Employer impact of coronavirus legislation

House and Senate negotiators have agreed to a bipartisan $8.3 billion emergency spending package to combat the coronavirus at home and abroad. The House approved the measure shortly after the text was released on Wednesday, and the Senate approved it Thursday.

There are two provisions in the package that could have a direct impact on employers. First, any vaccines, therapeutics and diagnostics developed with the government funding included in the legislation must be made available to the commercial market and must be affordable. The measure does not define “affordable” or outline a distribution process, but look for federal authorities to mandate coverage of the vaccines and therapies.

Second, Congress provided the Small Business Administration (SBA) an additional $20 million to loan to small business affected by the coronavirus. Small businesses will be able to request the funds through the SBA’s disaster relief program.

What’s next?

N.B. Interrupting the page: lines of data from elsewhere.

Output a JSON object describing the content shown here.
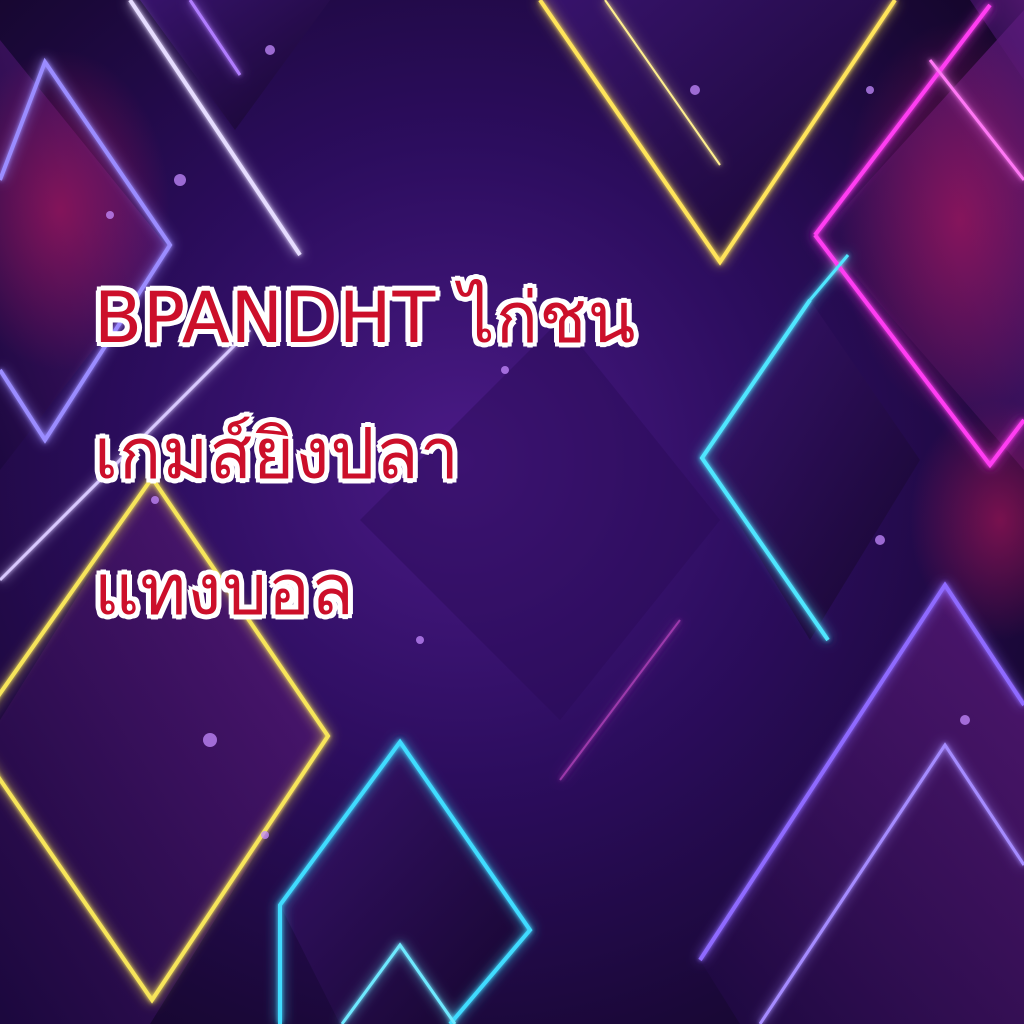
{
  "headline": {
    "line1": "BPANDHT ไก่ชน",
    "line2": "เกมส์ยิงปลา",
    "line3": "แทงบอล"
  },
  "colors": {
    "background": "#2c0d5e",
    "text_fill": "#cc0f2a",
    "text_outline": "#ffffff",
    "neon_yellow": "#ffe45a",
    "neon_cyan": "#4fe6ff",
    "neon_magenta": "#ff3df2",
    "neon_violet": "#8f6bff"
  }
}
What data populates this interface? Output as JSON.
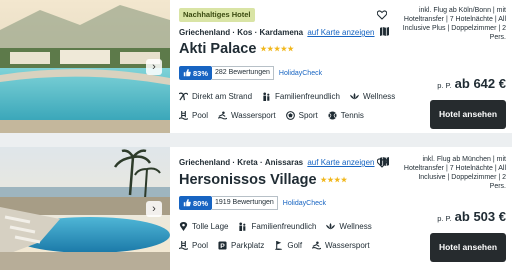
{
  "colors": {
    "link": "#1764c2",
    "rating_badge": "#1764c2",
    "stars": "#f1b71c",
    "badge_bg": "#d9e4a5",
    "button_bg": "#262b2e",
    "card_bg": "#ffffff",
    "page_bg": "#eceff1"
  },
  "hotels": [
    {
      "badge": "Nachhaltiges Hotel",
      "location": {
        "country": "Griechenland",
        "sep1": "·",
        "region": "Kos",
        "sep2": "·",
        "city": "Kardamena"
      },
      "map_link": "auf Karte anzeigen",
      "name": "Akti Palace",
      "stars": "★★★★★",
      "rating": {
        "percent": "83%",
        "reviews": "282 Bewertungen",
        "source": "HolidayCheck"
      },
      "features": [
        [
          "Direkt am Strand",
          "Familienfreundlich",
          "Wellness"
        ],
        [
          "Pool",
          "Wassersport",
          "Sport",
          "Tennis"
        ]
      ],
      "feature_icons": [
        [
          "beach-icon",
          "family-icon",
          "wellness-icon"
        ],
        [
          "pool-icon",
          "watersport-icon",
          "sport-icon",
          "tennis-icon"
        ]
      ],
      "offer": "inkl. Flug ab Köln/Bonn | mit Hoteltransfer | 7 Hotelnächte | All Inclusive Plus | Doppelzimmer | 2 Pers.",
      "price_prefix": "p. P.",
      "price": "ab 642 €",
      "button": "Hotel ansehen"
    },
    {
      "location": {
        "country": "Griechenland",
        "sep1": "·",
        "region": "Kreta",
        "sep2": "·",
        "city": "Anissaras"
      },
      "map_link": "auf Karte anzeigen",
      "name": "Hersonissos Village",
      "stars": "★★★★",
      "rating": {
        "percent": "80%",
        "reviews": "1919 Bewertungen",
        "source": "HolidayCheck"
      },
      "features": [
        [
          "Tolle Lage",
          "Familienfreundlich",
          "Wellness"
        ],
        [
          "Pool",
          "Parkplatz",
          "Golf",
          "Wassersport"
        ]
      ],
      "feature_icons": [
        [
          "location-pin-icon",
          "family-icon",
          "wellness-icon"
        ],
        [
          "pool-icon",
          "parking-icon",
          "golf-icon",
          "watersport-icon"
        ]
      ],
      "offer": "inkl. Flug ab München | mit Hoteltransfer | 7 Hotelnächte | All Inclusive | Doppelzimmer | 2 Pers.",
      "price_prefix": "p. P.",
      "price": "ab 503 €",
      "button": "Hotel ansehen"
    }
  ]
}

This first salvo from Congress in the fight against coronavirus is merely a spending bill – allocating federal funds to help prepare for and respond to the coronavirus – and does not specifically address concerns about insurance coverage, whether for testing or vaccination. There might be more to come.

Several members of Congress and their aides have relayed to Lockton their concerns about the cost of coronavirus testing, care and vaccinations. The state of New York has already directed insurers (opens a new window) to, among other things, waive cost-sharing requirements when the purpose of a visit, including an emergency room visit, is for coronavirus testing (that measure does not apply to self-funded ERISA plans). Some members of Congress and other states are considering similar proposals. The federal response would likely apply to both insured and self-insured employer-sponsored group health plans, as well as Medicare.

Lockton comment: Health savings account (HSA)-compatible health plans must generally require the member to satisfy the plan’s high deductible before the plan pays for nonpreventive care. While a coronavirus vaccine would be preventive, it is unclear whether the IRS would make any special allowances for first-dollar coverage of care for an individual infected with the coronavirus, but we assume the IRS would do so.

While a coronavirus vaccine does not exist, it is in the process of being developed. Federal officials are concerned about ensuring access to the vaccine once it is ready. One option would be to ensure the vaccine is immediately included on the list of preventive care services the Affordable Care Act requires all nongrandfathered plans to cover without cost sharing.

The full legislative and regulatory response to the coronavirus remains in flux. However, there are clear indications that policymakers understand employers will play an important role in preventing and combating the disease. Lockton will continue to engage with policymakers and monitor the legislative and regulatory developments to keep you informed.

Lockton comment: We suspect the response to the coronavirus by businesses will also inform how Congress confronts other issues not related to the disease. For example, Congress is soon set to debate issues such as “Medicare for All,” paid leave requirements, surprise billing legislation and drug pricing. The response of businesses to the coronavirus will be fresh in the minds of policymakers as they debate these topics and sort out the balance of more regulation on businesses, expanded government programs and market-based solutions.

Not legal advice: Nothing in this Alert should be construed as legal advice. Lockton may not be considered your legal counsel, and communications with Lockton's Government Relations group are not privileged under the attorney-client privilege.

Employer impact of coronavirus legislationView alert (opens a new window)